● Action item
Among the lines below, some may hold the word "title"; state how many do, giving only the number.

Items from an interface collection:
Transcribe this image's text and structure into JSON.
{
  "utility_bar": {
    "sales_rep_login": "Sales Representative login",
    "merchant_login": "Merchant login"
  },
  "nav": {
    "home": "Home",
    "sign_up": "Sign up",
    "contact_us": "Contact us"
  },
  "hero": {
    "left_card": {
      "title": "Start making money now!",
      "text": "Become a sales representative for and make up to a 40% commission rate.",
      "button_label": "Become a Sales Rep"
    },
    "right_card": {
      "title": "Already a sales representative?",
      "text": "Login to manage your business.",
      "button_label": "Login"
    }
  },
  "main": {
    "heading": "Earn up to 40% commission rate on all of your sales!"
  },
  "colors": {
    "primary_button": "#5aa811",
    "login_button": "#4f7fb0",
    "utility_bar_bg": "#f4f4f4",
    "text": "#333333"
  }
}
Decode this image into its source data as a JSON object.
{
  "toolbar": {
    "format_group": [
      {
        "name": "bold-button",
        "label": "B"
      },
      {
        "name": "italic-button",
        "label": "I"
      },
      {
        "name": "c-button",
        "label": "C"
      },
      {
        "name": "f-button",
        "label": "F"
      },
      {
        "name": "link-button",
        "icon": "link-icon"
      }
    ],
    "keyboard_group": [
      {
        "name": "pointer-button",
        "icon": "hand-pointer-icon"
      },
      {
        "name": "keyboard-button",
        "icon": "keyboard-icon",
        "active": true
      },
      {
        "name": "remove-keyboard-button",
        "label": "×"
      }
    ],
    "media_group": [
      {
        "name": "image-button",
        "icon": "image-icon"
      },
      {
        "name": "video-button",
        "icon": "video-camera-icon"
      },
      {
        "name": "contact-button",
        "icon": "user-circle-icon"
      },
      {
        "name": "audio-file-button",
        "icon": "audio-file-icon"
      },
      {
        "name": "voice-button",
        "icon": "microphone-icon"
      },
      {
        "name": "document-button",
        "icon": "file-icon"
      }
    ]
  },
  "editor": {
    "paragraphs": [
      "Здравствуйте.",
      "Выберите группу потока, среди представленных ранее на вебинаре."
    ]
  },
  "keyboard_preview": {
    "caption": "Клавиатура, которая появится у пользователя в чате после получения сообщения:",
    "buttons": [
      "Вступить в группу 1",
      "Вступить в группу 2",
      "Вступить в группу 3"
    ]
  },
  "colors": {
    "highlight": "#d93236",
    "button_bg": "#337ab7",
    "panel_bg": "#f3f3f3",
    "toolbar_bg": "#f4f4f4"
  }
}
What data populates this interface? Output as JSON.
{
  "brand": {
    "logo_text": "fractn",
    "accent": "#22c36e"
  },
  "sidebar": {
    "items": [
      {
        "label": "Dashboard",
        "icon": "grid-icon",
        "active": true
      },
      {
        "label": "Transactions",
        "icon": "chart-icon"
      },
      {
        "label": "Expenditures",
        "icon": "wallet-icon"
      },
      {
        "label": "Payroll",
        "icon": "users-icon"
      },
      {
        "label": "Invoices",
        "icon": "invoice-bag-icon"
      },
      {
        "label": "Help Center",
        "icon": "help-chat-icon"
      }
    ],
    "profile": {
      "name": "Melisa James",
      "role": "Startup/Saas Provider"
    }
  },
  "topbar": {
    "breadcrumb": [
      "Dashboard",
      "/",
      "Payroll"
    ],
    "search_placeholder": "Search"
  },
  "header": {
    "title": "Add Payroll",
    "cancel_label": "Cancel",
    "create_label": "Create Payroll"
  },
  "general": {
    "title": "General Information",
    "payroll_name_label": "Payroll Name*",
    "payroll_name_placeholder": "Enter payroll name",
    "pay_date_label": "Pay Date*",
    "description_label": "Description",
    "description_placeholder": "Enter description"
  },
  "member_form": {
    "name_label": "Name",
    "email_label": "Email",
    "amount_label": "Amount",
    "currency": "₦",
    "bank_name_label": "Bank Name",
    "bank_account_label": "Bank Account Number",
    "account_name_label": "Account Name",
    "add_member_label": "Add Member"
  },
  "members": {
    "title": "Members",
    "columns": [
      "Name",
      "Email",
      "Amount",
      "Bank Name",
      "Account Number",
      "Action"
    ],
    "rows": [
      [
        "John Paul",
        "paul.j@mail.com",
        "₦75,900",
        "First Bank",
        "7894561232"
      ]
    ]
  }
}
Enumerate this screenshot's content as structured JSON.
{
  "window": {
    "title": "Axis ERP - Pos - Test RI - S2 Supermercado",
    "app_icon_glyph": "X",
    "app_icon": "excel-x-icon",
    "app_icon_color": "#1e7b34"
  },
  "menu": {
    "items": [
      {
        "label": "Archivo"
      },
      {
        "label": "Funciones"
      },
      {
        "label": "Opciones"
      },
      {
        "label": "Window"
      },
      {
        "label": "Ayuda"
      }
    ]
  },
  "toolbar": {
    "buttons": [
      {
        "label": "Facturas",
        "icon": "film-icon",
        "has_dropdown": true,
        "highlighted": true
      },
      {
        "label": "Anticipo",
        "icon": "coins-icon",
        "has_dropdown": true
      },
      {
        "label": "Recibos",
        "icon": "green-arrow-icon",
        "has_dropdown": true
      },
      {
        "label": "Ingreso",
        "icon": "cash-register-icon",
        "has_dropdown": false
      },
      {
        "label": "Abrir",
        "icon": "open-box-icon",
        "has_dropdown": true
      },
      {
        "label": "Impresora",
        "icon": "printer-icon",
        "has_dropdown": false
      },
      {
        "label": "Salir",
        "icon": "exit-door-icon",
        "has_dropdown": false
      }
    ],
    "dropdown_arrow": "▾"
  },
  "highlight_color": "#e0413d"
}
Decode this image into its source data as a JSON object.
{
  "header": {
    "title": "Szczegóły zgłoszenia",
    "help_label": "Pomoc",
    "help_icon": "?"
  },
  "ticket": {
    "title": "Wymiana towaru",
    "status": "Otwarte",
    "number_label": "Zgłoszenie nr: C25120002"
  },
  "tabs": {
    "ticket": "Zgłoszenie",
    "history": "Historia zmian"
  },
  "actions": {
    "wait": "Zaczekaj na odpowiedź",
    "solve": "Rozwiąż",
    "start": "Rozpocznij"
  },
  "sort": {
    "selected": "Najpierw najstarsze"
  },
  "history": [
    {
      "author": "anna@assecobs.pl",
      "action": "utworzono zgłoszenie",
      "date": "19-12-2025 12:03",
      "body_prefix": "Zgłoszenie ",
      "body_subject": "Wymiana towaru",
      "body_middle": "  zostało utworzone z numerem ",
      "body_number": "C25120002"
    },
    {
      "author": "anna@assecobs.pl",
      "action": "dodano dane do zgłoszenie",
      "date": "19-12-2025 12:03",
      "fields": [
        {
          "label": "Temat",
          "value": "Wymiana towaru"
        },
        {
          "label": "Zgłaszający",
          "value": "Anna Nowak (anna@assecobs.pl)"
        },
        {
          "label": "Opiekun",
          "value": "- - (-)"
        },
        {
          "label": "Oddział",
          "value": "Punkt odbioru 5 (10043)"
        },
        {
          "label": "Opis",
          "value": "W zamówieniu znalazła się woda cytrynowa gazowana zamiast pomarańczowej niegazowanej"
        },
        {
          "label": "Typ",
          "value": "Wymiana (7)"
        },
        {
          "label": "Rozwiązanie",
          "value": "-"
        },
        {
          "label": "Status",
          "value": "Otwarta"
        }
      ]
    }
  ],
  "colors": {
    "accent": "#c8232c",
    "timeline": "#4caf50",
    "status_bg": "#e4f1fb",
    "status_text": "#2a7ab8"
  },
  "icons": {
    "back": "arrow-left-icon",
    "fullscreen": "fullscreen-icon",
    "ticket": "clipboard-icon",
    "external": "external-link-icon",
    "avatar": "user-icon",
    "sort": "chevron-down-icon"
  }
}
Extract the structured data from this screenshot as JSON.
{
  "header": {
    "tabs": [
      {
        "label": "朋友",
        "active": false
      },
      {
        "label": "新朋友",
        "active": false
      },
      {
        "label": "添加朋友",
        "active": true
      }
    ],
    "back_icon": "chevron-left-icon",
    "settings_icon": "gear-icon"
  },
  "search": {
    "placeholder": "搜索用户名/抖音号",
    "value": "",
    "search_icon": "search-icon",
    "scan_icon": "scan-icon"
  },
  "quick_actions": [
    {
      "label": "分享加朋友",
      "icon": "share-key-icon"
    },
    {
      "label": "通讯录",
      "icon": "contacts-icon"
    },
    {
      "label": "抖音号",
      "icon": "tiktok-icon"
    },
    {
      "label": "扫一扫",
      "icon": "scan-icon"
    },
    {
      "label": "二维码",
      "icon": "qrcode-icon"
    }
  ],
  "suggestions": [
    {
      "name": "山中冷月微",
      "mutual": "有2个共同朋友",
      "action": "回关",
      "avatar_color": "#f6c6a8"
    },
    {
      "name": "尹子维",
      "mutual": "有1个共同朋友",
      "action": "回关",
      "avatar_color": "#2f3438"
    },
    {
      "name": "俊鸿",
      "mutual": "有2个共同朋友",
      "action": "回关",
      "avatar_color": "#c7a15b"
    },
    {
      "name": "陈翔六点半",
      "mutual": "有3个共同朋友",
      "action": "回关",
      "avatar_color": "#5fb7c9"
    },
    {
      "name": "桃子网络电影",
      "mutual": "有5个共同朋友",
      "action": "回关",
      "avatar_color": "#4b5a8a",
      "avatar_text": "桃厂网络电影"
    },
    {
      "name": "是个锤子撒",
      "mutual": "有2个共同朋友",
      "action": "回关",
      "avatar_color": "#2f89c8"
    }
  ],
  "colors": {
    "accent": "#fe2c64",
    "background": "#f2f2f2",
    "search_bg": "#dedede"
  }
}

● Output of the exercise
8